FileScreen 2000 also helped keep the 1,200 call center customer service representatives (CSRs) in check at Bell Express Vu, a direct satellite broadcasting company based in Montreal. Tim Strong, the Network Systems Architect at the Montreal site, says, "While the CSRs don't access a lot of network resources, they do tend to surf the Web if they don't have any calls."
A few months after the Montreal call center opened in September 1999, Strong wrote a script to find certain types of files downloaded by the then 200 CSRs. He located about 1,500 files with file extensions violating the company's Internet policy. He explains, "Besides anti-virus protection, we needed an additional way to prevent viruses from coming into our servers through downloaded infected files. We turned to FileScreen 2000 to block employees from being able to store downloaded files."
Strong says he could easily set up FileScreen 2000 to filter any downloaded files the CSRs tried to store to their home directories on the Windows NT server. Since CSRs don't use the same workstation for each shift, Strong says that FileScreen 2000 blocks them from saving files, no matter where they sit. If they try to save a file, FileScreen 2000 sends them a canned message composed by Strong, such as: "You are trying to save a file prohibited by Bell Express Vu. If you feel this message is an error, please contact the IT help desk."

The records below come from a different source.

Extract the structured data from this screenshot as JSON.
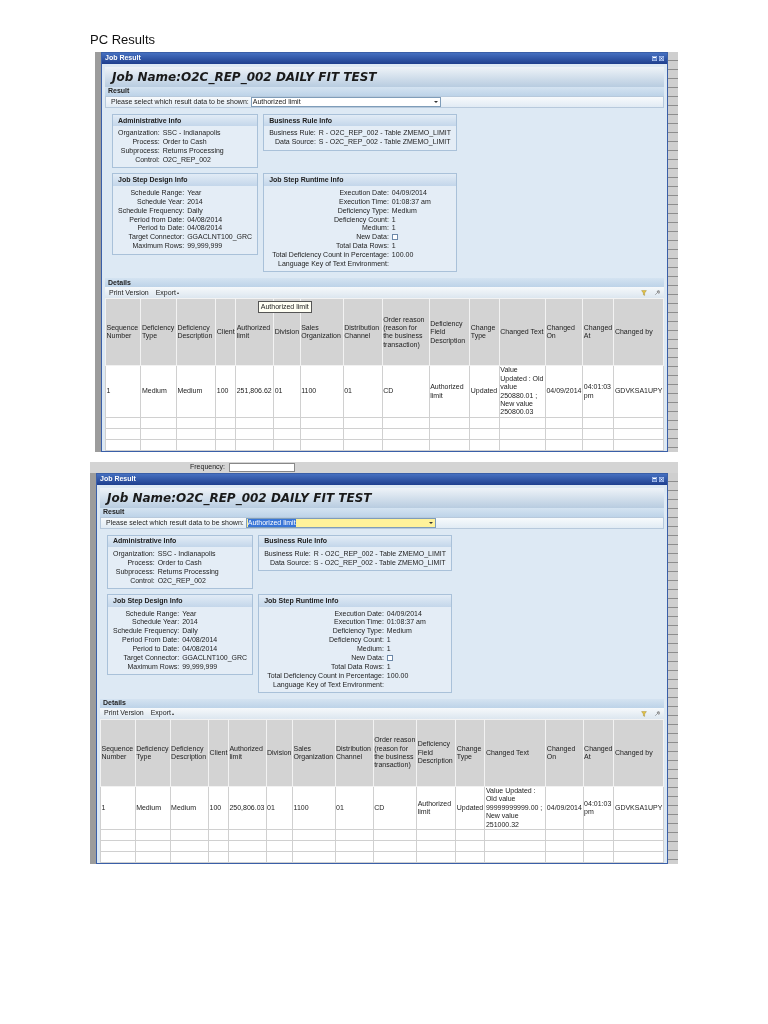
{
  "heading": "PC Results",
  "shots": [
    {
      "window_title": "Job Result",
      "job_name": "Job Name:O2C_REP_002 DAILY FIT TEST",
      "result_label": "Result",
      "select": {
        "label": "Please select which result data to be shown:",
        "value": "Authorized limit",
        "focused": false
      },
      "panels": [
        {
          "title": "Administrative Info",
          "fields": [
            {
              "label": "Organization:",
              "value": "SSC - Indianapolis"
            },
            {
              "label": "Process:",
              "value": "Order to Cash"
            },
            {
              "label": "Subprocess:",
              "value": "Returns Processing"
            },
            {
              "label": "Control:",
              "value": "O2C_REP_002"
            }
          ]
        },
        {
          "title": "Business Rule Info",
          "fields": [
            {
              "label": "Business Rule:",
              "value": "R - O2C_REP_002 - Table ZMEMO_LIMIT"
            },
            {
              "label": "Data Source:",
              "value": "S - O2C_REP_002 - Table ZMEMO_LIMIT"
            }
          ]
        },
        {
          "title": "Job Step Design Info",
          "fields": [
            {
              "label": "Schedule Range:",
              "value": "Year"
            },
            {
              "label": "Schedule Year:",
              "value": "2014"
            },
            {
              "label": "Schedule Frequency:",
              "value": "Daily"
            },
            {
              "label": "Period from Date:",
              "value": "04/08/2014"
            },
            {
              "label": "Period to Date:",
              "value": "04/08/2014"
            },
            {
              "label": "Target Connector:",
              "value": "GGACLNT100_GRC"
            },
            {
              "label": "Maximum Rows:",
              "value": "99,999,999"
            }
          ]
        },
        {
          "title": "Job Step Runtime Info",
          "fields": [
            {
              "label": "Execution Date:",
              "value": "04/09/2014",
              "kind": "text"
            },
            {
              "label": "Execution Time:",
              "value": "01:08:37 am",
              "kind": "text"
            },
            {
              "label": "Deficiency Type:",
              "value": "Medium",
              "kind": "text"
            },
            {
              "label": "Deficiency Count:",
              "value": "1",
              "kind": "text"
            },
            {
              "label": "Medium:",
              "value": "1",
              "kind": "text"
            },
            {
              "label": "New Data:",
              "kind": "checkbox",
              "checked": false
            },
            {
              "label": "Total Data Rows:",
              "value": "1",
              "kind": "text"
            },
            {
              "label": "Total Deficiency Count in Percentage:",
              "value": "100.00",
              "kind": "text"
            },
            {
              "label": "Language Key of Text Environment:",
              "kind": "text"
            }
          ]
        }
      ],
      "details": {
        "title": "Details",
        "toolbar": [
          "Print Version",
          "Export"
        ]
      },
      "table": {
        "columns": [
          "Sequence Number",
          "Deficiency Type",
          "Deficiency Description",
          "Client",
          "Authorized limit",
          "Division",
          "Sales Organization",
          "Distribution Channel",
          "Order reason (reason for the business transaction)",
          "Deficiency Field Description",
          "Change Type",
          "Changed Text",
          "Changed On",
          "Changed At",
          "Changed by"
        ],
        "rows": [
          [
            "1",
            "Medium",
            "Medium",
            "100",
            "251,806.62",
            "01",
            "1100",
            "01",
            "CD",
            "Authorized limit",
            "Updated",
            "Value Updated : Old value 250880.01 ; New value 250800.03",
            "04/09/2014",
            "04:01:03 pm",
            "GDVKSA1UPY"
          ]
        ]
      },
      "tooltip": "Authorized limit"
    },
    {
      "background": {
        "label": "Frequency:"
      },
      "window_title": "Job Result",
      "job_name": "Job Name:O2C_REP_002 DAILY FIT TEST",
      "result_label": "Result",
      "select": {
        "label": "Please select which result data to be shown:",
        "value": "Authorized limit",
        "focused": true
      },
      "panels": [
        {
          "title": "Administrative Info",
          "fields": [
            {
              "label": "Organization:",
              "value": "SSC - Indianapolis"
            },
            {
              "label": "Process:",
              "value": "Order to Cash"
            },
            {
              "label": "Subprocess:",
              "value": "Returns Processing"
            },
            {
              "label": "Control:",
              "value": "O2C_REP_002"
            }
          ]
        },
        {
          "title": "Business Rule Info",
          "fields": [
            {
              "label": "Business Rule:",
              "value": "R - O2C_REP_002 - Table ZMEMO_LIMIT"
            },
            {
              "label": "Data Source:",
              "value": "S - O2C_REP_002 - Table ZMEMO_LIMIT"
            }
          ]
        },
        {
          "title": "Job Step Design Info",
          "fields": [
            {
              "label": "Schedule Range:",
              "value": "Year"
            },
            {
              "label": "Schedule Year:",
              "value": "2014"
            },
            {
              "label": "Schedule Frequency:",
              "value": "Daily"
            },
            {
              "label": "Period From Date:",
              "value": "04/08/2014"
            },
            {
              "label": "Period to Date:",
              "value": "04/08/2014"
            },
            {
              "label": "Target Connector:",
              "value": "GGACLNT100_GRC"
            },
            {
              "label": "Maximum Rows:",
              "value": "99,999,999"
            }
          ]
        },
        {
          "title": "Job Step Runtime Info",
          "fields": [
            {
              "label": "Execution Date:",
              "value": "04/09/2014",
              "kind": "text"
            },
            {
              "label": "Execution Time:",
              "value": "01:08:37 am",
              "kind": "text"
            },
            {
              "label": "Deficiency Type:",
              "value": "Medium",
              "kind": "text"
            },
            {
              "label": "Deficiency Count:",
              "value": "1",
              "kind": "text"
            },
            {
              "label": "Medium:",
              "value": "1",
              "kind": "text"
            },
            {
              "label": "New Data:",
              "kind": "checkbox",
              "checked": false
            },
            {
              "label": "Total Data Rows:",
              "value": "1",
              "kind": "text"
            },
            {
              "label": "Total Deficiency Count in Percentage:",
              "value": "100.00",
              "kind": "text"
            },
            {
              "label": "Language Key of Text Environment:",
              "kind": "text"
            }
          ]
        }
      ],
      "details": {
        "title": "Details",
        "toolbar": [
          "Print Version",
          "Export"
        ]
      },
      "table": {
        "columns": [
          "Sequence Number",
          "Deficiency Type",
          "Deficiency Description",
          "Client",
          "Authorized limit",
          "Division",
          "Sales Organization",
          "Distribution Channel",
          "Order reason (reason for the business transaction)",
          "Deficiency Field Description",
          "Change Type",
          "Changed Text",
          "Changed On",
          "Changed At",
          "Changed by"
        ],
        "rows": [
          [
            "1",
            "Medium",
            "Medium",
            "100",
            "250,806.03",
            "01",
            "1100",
            "01",
            "CD",
            "Authorized limit",
            "Updated",
            "Value Updated : Old value 99999999999.00 ; New value 251000.32",
            "04/09/2014",
            "04:01:03 pm",
            "GDVKSA1UPY"
          ]
        ]
      }
    }
  ]
}
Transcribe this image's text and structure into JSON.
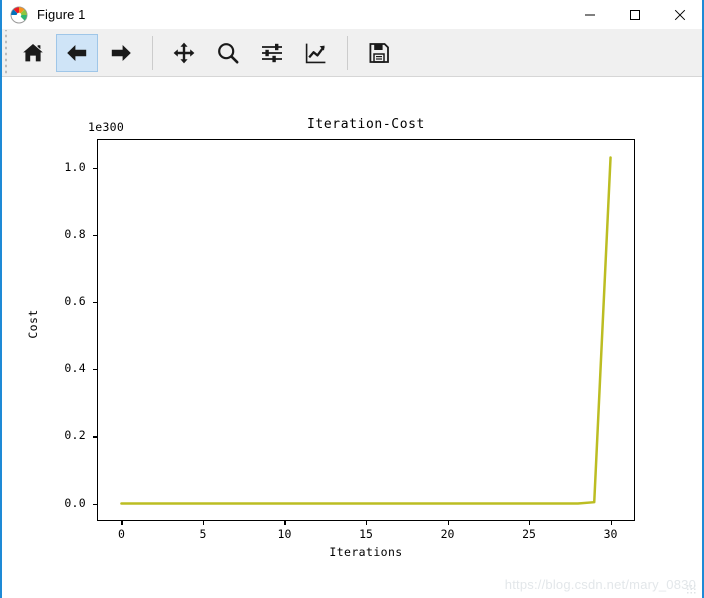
{
  "window": {
    "title": "Figure 1",
    "icon": "matplotlib-icon",
    "controls": {
      "minimize": "–",
      "maximize": "□",
      "close": "✕"
    }
  },
  "toolbar": {
    "buttons": [
      {
        "name": "home-icon",
        "tooltip": "Reset original view",
        "state": "normal"
      },
      {
        "name": "arrow-left-icon",
        "tooltip": "Back to previous view",
        "state": "hover"
      },
      {
        "name": "arrow-right-icon",
        "tooltip": "Forward to next view",
        "state": "normal"
      },
      {
        "name": "move-icon",
        "tooltip": "Pan axes with left mouse, zoom with right",
        "state": "normal"
      },
      {
        "name": "magnifier-icon",
        "tooltip": "Zoom to rectangle",
        "state": "normal"
      },
      {
        "name": "sliders-icon",
        "tooltip": "Configure subplots",
        "state": "normal"
      },
      {
        "name": "chart-line-icon",
        "tooltip": "Edit axis, curve and image parameters",
        "state": "normal"
      },
      {
        "name": "floppy-disk-icon",
        "tooltip": "Save the figure",
        "state": "normal"
      }
    ]
  },
  "chart_data": {
    "type": "line",
    "title": "Iteration-Cost",
    "xlabel": "Iterations",
    "ylabel": "Cost",
    "y_offset_label": "1e300",
    "y_offset_value": 1e+300,
    "xlim": [
      -1.5,
      31.5
    ],
    "ylim": [
      -0.052,
      1.085
    ],
    "xticks": [
      0,
      5,
      10,
      15,
      20,
      25,
      30
    ],
    "xticklabels": [
      "0",
      "5",
      "10",
      "15",
      "20",
      "25",
      "30"
    ],
    "yticks": [
      0.0,
      0.2,
      0.4,
      0.6,
      0.8,
      1.0
    ],
    "yticklabels": [
      "0.0",
      "0.2",
      "0.4",
      "0.6",
      "0.8",
      "1.0"
    ],
    "grid": false,
    "legend": null,
    "series": [
      {
        "name": "Cost",
        "color": "#bcbd22",
        "linewidth": 2.5,
        "x": [
          0,
          1,
          2,
          3,
          4,
          5,
          6,
          7,
          8,
          9,
          10,
          11,
          12,
          13,
          14,
          15,
          16,
          17,
          18,
          19,
          20,
          21,
          22,
          23,
          24,
          25,
          26,
          27,
          28,
          29,
          30
        ],
        "values": [
          0,
          0,
          0,
          0,
          0,
          0,
          0,
          0,
          0,
          0,
          0,
          0,
          0,
          0,
          0,
          0,
          0,
          0,
          0,
          0,
          0,
          0,
          0,
          0,
          0,
          0,
          0,
          0,
          0,
          0.004,
          1.03
        ]
      }
    ]
  },
  "watermark": {
    "text": "https://blog.csdn.net/mary_0830"
  }
}
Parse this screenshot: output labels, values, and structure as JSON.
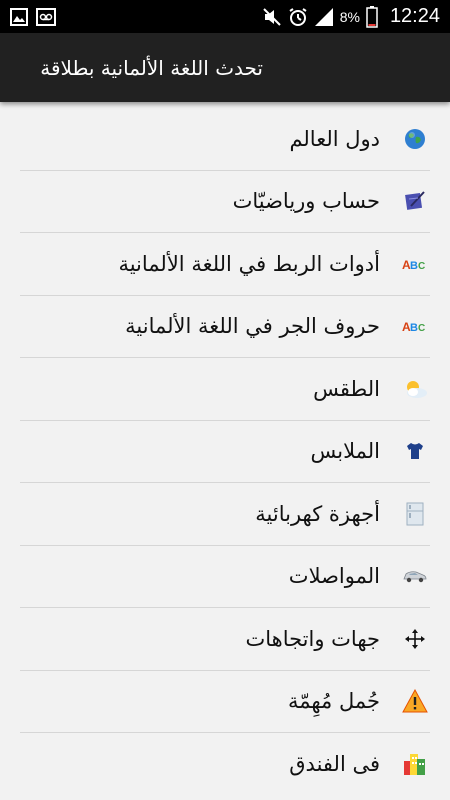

Of course, other employees at Bell Express Vu do need to download and save images onto the Windows NT servers. For example, the sales and marketing employees look at images from Bell Express Vu's satellite receivers to see what types of problems customers may be having. Strong has put specific departments, as well as executives, on FileScreen 2000's exclusion list. He says, "FileScreen 2000 doesn't block those employees who need to save certain types of files. It blocks those employees, such as the CSRs, who are the most susceptible to finding infected files."
Elizabeth M. Ferrarini is a freelance writer specializing in the IT industry. She can be reached at firstname.lastname@example.org.